United Auburn Indian Community

Mailing Address

10720 Indian Hill Road
Auburn, CA 95603

Contact Information





Cultural History

The United Auburn Indian's reestablishment started since the documentation of the Department of Interior was shown. It was about the existence of 2 cohesive bands named Maidu and Miwok Indians who occupy a village in Placer County. They live on the outskirts of City of Auburn. United States acquired land in 1917 just near the City of Auburn so that Auburn Band will benefit from it. There they made a reservation which is popularly known as the Auburn Rancheria. However, even if there is a great adversity, the members of the tribe continually lived there.

The United States Congress allowed the termination of federal obligations to some California Indian Tribes as well as the Auburn Band through the enactment of Rancheria Acts.

The government sold the land in exchange to the Auburn Rancheria except a 2.8 parcel which consists of a church and a park. The termination of the federal recognition of the Auburn band happened in 1967. It was implemented by the United States Government. Fortunately, after three years, President Nixon made a decision to declare the termination policy a failure. Indian Self-Determination was the new federal policy that was favored by the United States Senate and House of Representatives

The reorganization of the tribal government of the Auburn Band as the United Auburn Indian Community of their surviving members occurred in 1991. They made a request to the United States to give them the complete federal recognition. After some years of their request, the Congress finally passed the Auburn Indian Restoration Act which triggered to the restoration of their federal recognition.

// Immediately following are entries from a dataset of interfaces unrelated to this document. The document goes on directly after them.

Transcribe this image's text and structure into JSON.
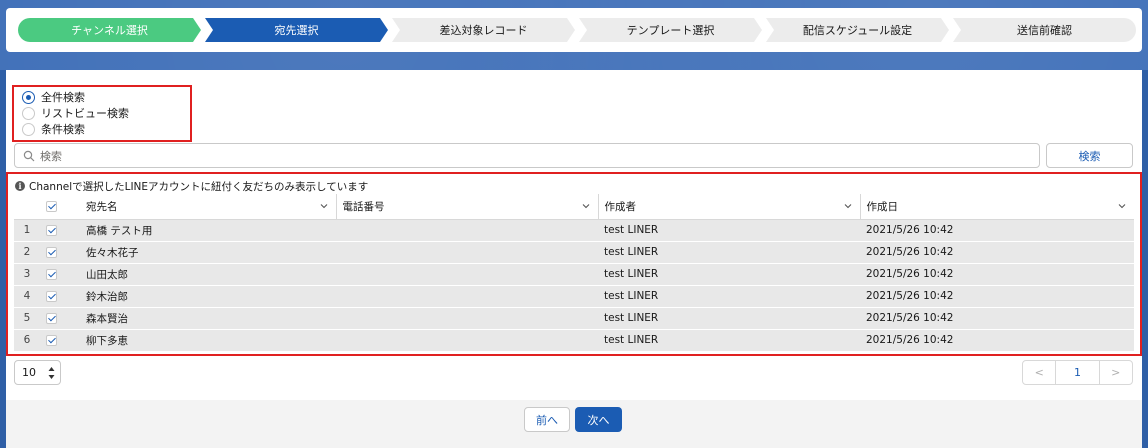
{
  "progress": {
    "steps": [
      "チャンネル選択",
      "宛先選択",
      "差込対象レコード",
      "テンプレート選択",
      "配信スケジュール設定",
      "送信前確認"
    ]
  },
  "scope": {
    "options": [
      "全件検索",
      "リストビュー検索",
      "条件検索"
    ],
    "selected": "全件検索"
  },
  "search": {
    "placeholder": "検索",
    "button_label": "検索"
  },
  "notice": "Channelで選択したLINEアカウントに紐付く友だちのみ表示しています",
  "table": {
    "columns": [
      "宛先名",
      "電話番号",
      "作成者",
      "作成日"
    ],
    "rows": [
      {
        "num": "1",
        "name": "高橋 テスト用",
        "phone": "",
        "owner": "test LINER",
        "created": "2021/5/26 10:42"
      },
      {
        "num": "2",
        "name": "佐々木花子",
        "phone": "",
        "owner": "test LINER",
        "created": "2021/5/26 10:42"
      },
      {
        "num": "3",
        "name": "山田太郎",
        "phone": "",
        "owner": "test LINER",
        "created": "2021/5/26 10:42"
      },
      {
        "num": "4",
        "name": "鈴木治郎",
        "phone": "",
        "owner": "test LINER",
        "created": "2021/5/26 10:42"
      },
      {
        "num": "5",
        "name": "森本賢治",
        "phone": "",
        "owner": "test LINER",
        "created": "2021/5/26 10:42"
      },
      {
        "num": "6",
        "name": "柳下多恵",
        "phone": "",
        "owner": "test LINER",
        "created": "2021/5/26 10:42"
      }
    ]
  },
  "pagination": {
    "page_size": "10",
    "prev": "<",
    "current": "1",
    "next": ">"
  },
  "footer": {
    "back_label": "前へ",
    "next_label": "次へ"
  },
  "colors": {
    "accent": "#1b5cb3",
    "done": "#4bca81",
    "highlight": "#e02020"
  }
}
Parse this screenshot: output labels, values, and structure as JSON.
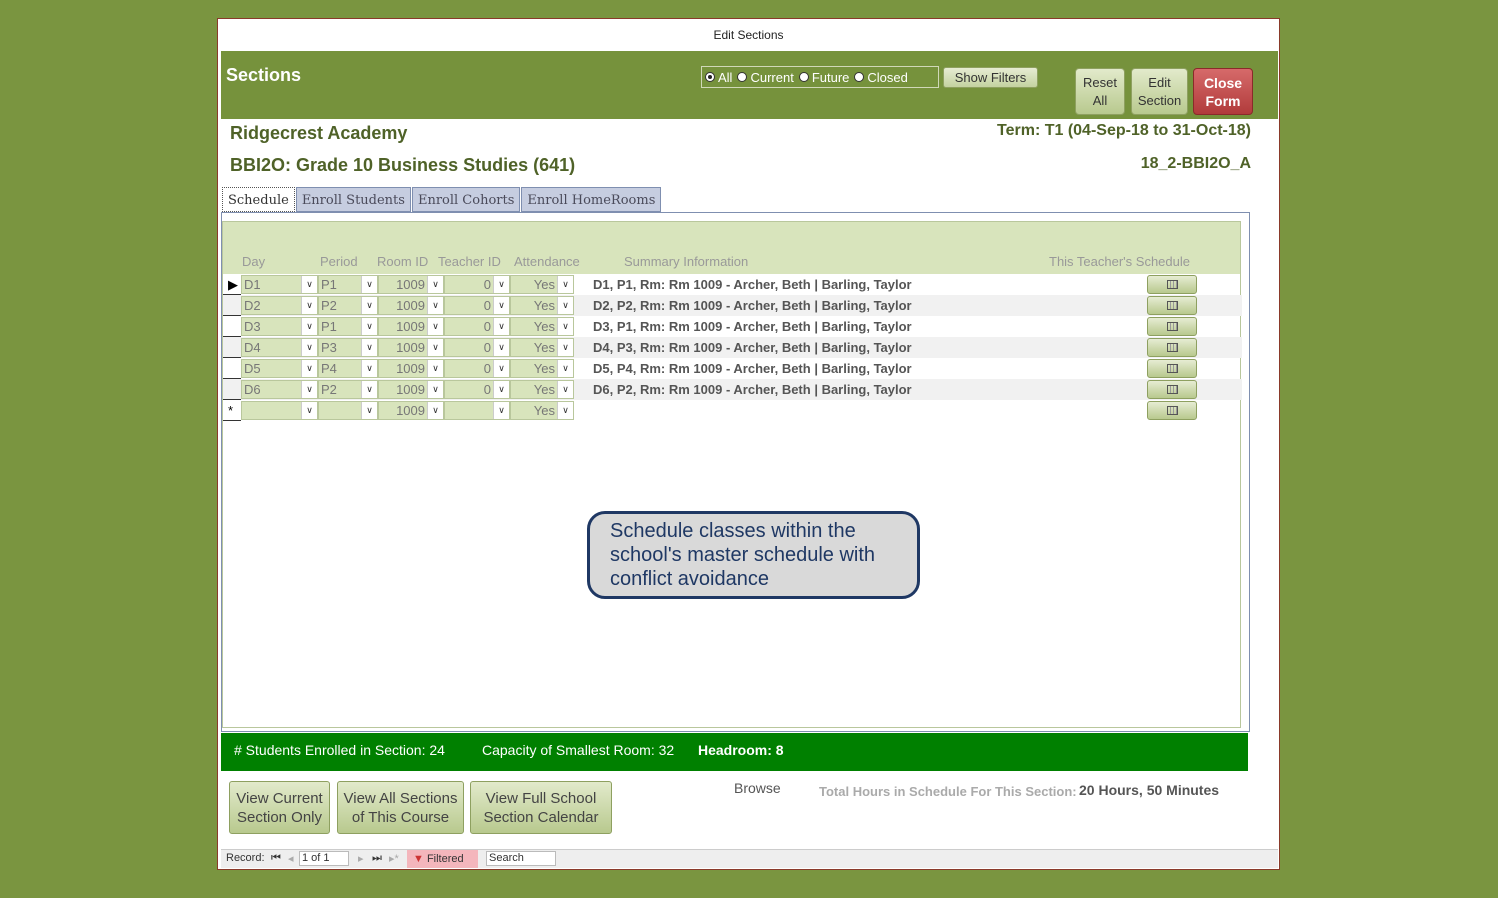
{
  "window": {
    "title": "Edit Sections"
  },
  "header": {
    "title": "Sections",
    "filters": [
      {
        "label": "All",
        "selected": true
      },
      {
        "label": "Current",
        "selected": false
      },
      {
        "label": "Future",
        "selected": false
      },
      {
        "label": "Closed",
        "selected": false
      }
    ],
    "show_filters_label": "Show Filters",
    "reset_all": [
      "Reset",
      "All"
    ],
    "edit_section": [
      "Edit",
      "Section"
    ],
    "close_form": [
      "Close",
      "Form"
    ],
    "colors": {
      "header_bg": "#76923c",
      "close_bg": "#b13b3b"
    }
  },
  "info": {
    "school": "Ridgecrest Academy",
    "course": "BBI2O: Grade 10 Business Studies (641)",
    "term": "Term: T1 (04-Sep-18 to 31-Oct-18)",
    "section_code": "18_2-BBI2O_A"
  },
  "tabs": [
    "Schedule",
    "Enroll Students",
    "Enroll Cohorts",
    "Enroll HomeRooms"
  ],
  "grid": {
    "columns": [
      "Day",
      "Period",
      "Room ID",
      "Teacher ID",
      "Attendance",
      "Summary Information",
      "This Teacher's Schedule"
    ],
    "rows": [
      {
        "day": "D1",
        "period": "P1",
        "room": "1009",
        "teacher": "0",
        "attendance": "Yes",
        "summary": "D1, P1, Rm: Rm 1009 - Archer, Beth | Barling, Taylor"
      },
      {
        "day": "D2",
        "period": "P2",
        "room": "1009",
        "teacher": "0",
        "attendance": "Yes",
        "summary": "D2, P2, Rm: Rm 1009 - Archer, Beth | Barling, Taylor"
      },
      {
        "day": "D3",
        "period": "P1",
        "room": "1009",
        "teacher": "0",
        "attendance": "Yes",
        "summary": "D3, P1, Rm: Rm 1009 - Archer, Beth | Barling, Taylor"
      },
      {
        "day": "D4",
        "period": "P3",
        "room": "1009",
        "teacher": "0",
        "attendance": "Yes",
        "summary": "D4, P3, Rm: Rm 1009 - Archer, Beth | Barling, Taylor"
      },
      {
        "day": "D5",
        "period": "P4",
        "room": "1009",
        "teacher": "0",
        "attendance": "Yes",
        "summary": "D5, P4, Rm: Rm 1009 - Archer, Beth | Barling, Taylor"
      },
      {
        "day": "D6",
        "period": "P2",
        "room": "1009",
        "teacher": "0",
        "attendance": "Yes",
        "summary": "D6, P2, Rm: Rm 1009 - Archer, Beth | Barling, Taylor"
      },
      {
        "day": "",
        "period": "",
        "room": "1009",
        "teacher": "",
        "attendance": "Yes",
        "summary": "",
        "new": true
      }
    ]
  },
  "callout": "Schedule classes within the school's master schedule with conflict avoidance",
  "status": {
    "enrolled": "# Students Enrolled in Section: 24",
    "capacity": "Capacity of Smallest Room: 32",
    "headroom": "Headroom: 8"
  },
  "buttons": {
    "view_current": [
      "View Current",
      "Section Only"
    ],
    "view_all": [
      "View All Sections",
      "of This Course"
    ],
    "view_full": [
      "View Full School",
      "Section Calendar"
    ]
  },
  "browse": "Browse",
  "total": {
    "label": "Total Hours in Schedule For This Section:",
    "value": "20 Hours, 50 Minutes"
  },
  "nav": {
    "record_label": "Record:",
    "position": "1 of 1",
    "filtered": "Filtered",
    "search": "Search"
  }
}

Because of this act, they were allowed to establish a new reservation in Placer County.

Talking about their culture, the Nisenan territory has an abundant food sources. The seasonal ripening was the basis of their Food gathering. On the other hand, hunting, gathering as well as fishing can be done all year long. Their activity is great during late summer and early fall. Different staples were gathered but it does not depend on only one crop.

The harvests every season can be either communal or personal property. Their activities and social behavior which includes status, sharing, trading, ceremonies, and disagreements played a very big role in their adjuncts to the distribution and getting of food.

Acorns are gathered by the extended families. The role of the en is hunting while the women and children are the ones who gather acorns that are knocked from the trees. They also gather buckeye nuts, sugar and digger pine nuts, and hazelnuts

They crack the acorns on an acorn anvil and shell them. With the use of a bedrock mortar or grinding rock, they are used to grinding it into flour. When it comes to cooking, they do it with the use of fire heated stones.  

Their ability to think of things in order to survive made them very significant to other tribes. These are just some of their culture and ways of living. Aside from that, they have also survived many years because of their skills and talents as member of the community. 

Featured Tribal News

No featured news.